(Dataset rows describing interfaces)
****************

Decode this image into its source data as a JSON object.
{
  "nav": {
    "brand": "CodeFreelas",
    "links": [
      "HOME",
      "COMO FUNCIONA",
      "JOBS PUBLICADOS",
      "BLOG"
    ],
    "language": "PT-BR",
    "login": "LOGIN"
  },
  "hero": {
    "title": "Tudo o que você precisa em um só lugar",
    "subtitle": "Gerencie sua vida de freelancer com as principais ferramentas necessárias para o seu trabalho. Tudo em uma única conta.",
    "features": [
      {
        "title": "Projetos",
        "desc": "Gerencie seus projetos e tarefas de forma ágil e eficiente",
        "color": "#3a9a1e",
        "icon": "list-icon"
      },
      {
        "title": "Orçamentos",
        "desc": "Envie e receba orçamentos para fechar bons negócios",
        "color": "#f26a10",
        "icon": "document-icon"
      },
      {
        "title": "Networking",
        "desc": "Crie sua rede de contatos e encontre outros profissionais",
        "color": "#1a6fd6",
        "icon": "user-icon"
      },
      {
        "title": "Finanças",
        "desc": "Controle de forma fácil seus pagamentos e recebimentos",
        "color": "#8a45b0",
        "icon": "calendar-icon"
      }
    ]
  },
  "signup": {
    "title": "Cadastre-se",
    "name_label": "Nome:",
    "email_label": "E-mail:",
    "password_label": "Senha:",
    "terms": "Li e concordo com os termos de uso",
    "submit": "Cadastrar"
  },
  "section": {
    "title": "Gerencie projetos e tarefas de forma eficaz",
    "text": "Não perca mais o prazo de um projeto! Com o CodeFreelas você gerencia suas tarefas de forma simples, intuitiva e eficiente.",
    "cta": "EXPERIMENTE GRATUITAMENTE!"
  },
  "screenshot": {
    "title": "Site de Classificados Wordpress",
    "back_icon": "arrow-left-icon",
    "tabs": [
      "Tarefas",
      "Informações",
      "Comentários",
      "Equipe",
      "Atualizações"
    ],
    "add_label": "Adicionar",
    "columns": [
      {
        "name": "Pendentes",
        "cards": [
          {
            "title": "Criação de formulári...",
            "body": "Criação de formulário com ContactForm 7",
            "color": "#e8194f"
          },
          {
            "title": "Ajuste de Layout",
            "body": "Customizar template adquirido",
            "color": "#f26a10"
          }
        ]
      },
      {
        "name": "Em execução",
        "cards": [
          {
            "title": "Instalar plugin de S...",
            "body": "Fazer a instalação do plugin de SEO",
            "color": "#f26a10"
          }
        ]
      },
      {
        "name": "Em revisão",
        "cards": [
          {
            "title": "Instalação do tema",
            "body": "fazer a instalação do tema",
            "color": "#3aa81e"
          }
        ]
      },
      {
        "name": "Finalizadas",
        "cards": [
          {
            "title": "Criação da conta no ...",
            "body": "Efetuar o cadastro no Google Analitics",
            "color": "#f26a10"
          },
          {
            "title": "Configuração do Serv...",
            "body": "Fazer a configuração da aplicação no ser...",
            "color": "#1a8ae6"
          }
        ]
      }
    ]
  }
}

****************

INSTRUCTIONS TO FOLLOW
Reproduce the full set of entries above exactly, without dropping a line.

ANSWER TO THIS EXERCISE
Decode this image into its source data as a JSON object.
{
  "nav": {
    "brand": "CodeFreelas",
    "links": [
      "HOME",
      "COMO FUNCIONA",
      "JOBS PUBLICADOS",
      "BLOG"
    ],
    "language": "PT-BR",
    "login": "LOGIN"
  },
  "hero": {
    "title": "Tudo o que você precisa em um só lugar",
    "subtitle": "Gerencie sua vida de freelancer com as principais ferramentas necessárias para o seu trabalho. Tudo em uma única conta.",
    "features": [
      {
        "title": "Projetos",
        "desc": "Gerencie seus projetos e tarefas de forma ágil e eficiente",
        "color": "#3a9a1e",
        "icon": "list-icon"
      },
      {
        "title": "Orçamentos",
        "desc": "Envie e receba orçamentos para fechar bons negócios",
        "color": "#f26a10",
        "icon": "document-icon"
      },
      {
        "title": "Networking",
        "desc": "Crie sua rede de contatos e encontre outros profissionais",
        "color": "#1a6fd6",
        "icon": "user-icon"
      },
      {
        "title": "Finanças",
        "desc": "Controle de forma fácil seus pagamentos e recebimentos",
        "color": "#8a45b0",
        "icon": "calendar-icon"
      }
    ]
  },
  "signup": {
    "title": "Cadastre-se",
    "name_label": "Nome:",
    "email_label": "E-mail:",
    "password_label": "Senha:",
    "terms": "Li e concordo com os termos de uso",
    "submit": "Cadastrar"
  },
  "section": {
    "title": "Gerencie projetos e tarefas de forma eficaz",
    "text": "Não perca mais o prazo de um projeto! Com o CodeFreelas você gerencia suas tarefas de forma simples, intuitiva e eficiente.",
    "cta": "EXPERIMENTE GRATUITAMENTE!"
  },
  "screenshot": {
    "title": "Site de Classificados Wordpress",
    "back_icon": "arrow-left-icon",
    "tabs": [
      "Tarefas",
      "Informações",
      "Comentários",
      "Equipe",
      "Atualizações"
    ],
    "add_label": "Adicionar",
    "columns": [
      {
        "name": "Pendentes",
        "cards": [
          {
            "title": "Criação de formulári...",
            "body": "Criação de formulário com ContactForm 7",
            "color": "#e8194f"
          },
          {
            "title": "Ajuste de Layout",
            "body": "Customizar template adquirido",
            "color": "#f26a10"
          }
        ]
      },
      {
        "name": "Em execução",
        "cards": [
          {
            "title": "Instalar plugin de S...",
            "body": "Fazer a instalação do plugin de SEO",
            "color": "#f26a10"
          }
        ]
      },
      {
        "name": "Em revisão",
        "cards": [
          {
            "title": "Instalação do tema",
            "body": "fazer a instalação do tema",
            "color": "#3aa81e"
          }
        ]
      },
      {
        "name": "Finalizadas",
        "cards": [
          {
            "title": "Criação da conta no ...",
            "body": "Efetuar o cadastro no Google Analitics",
            "color": "#f26a10"
          },
          {
            "title": "Configuração do Serv...",
            "body": "Fazer a configuração da aplicação no ser...",
            "color": "#1a8ae6"
          }
        ]
      }
    ]
  }
}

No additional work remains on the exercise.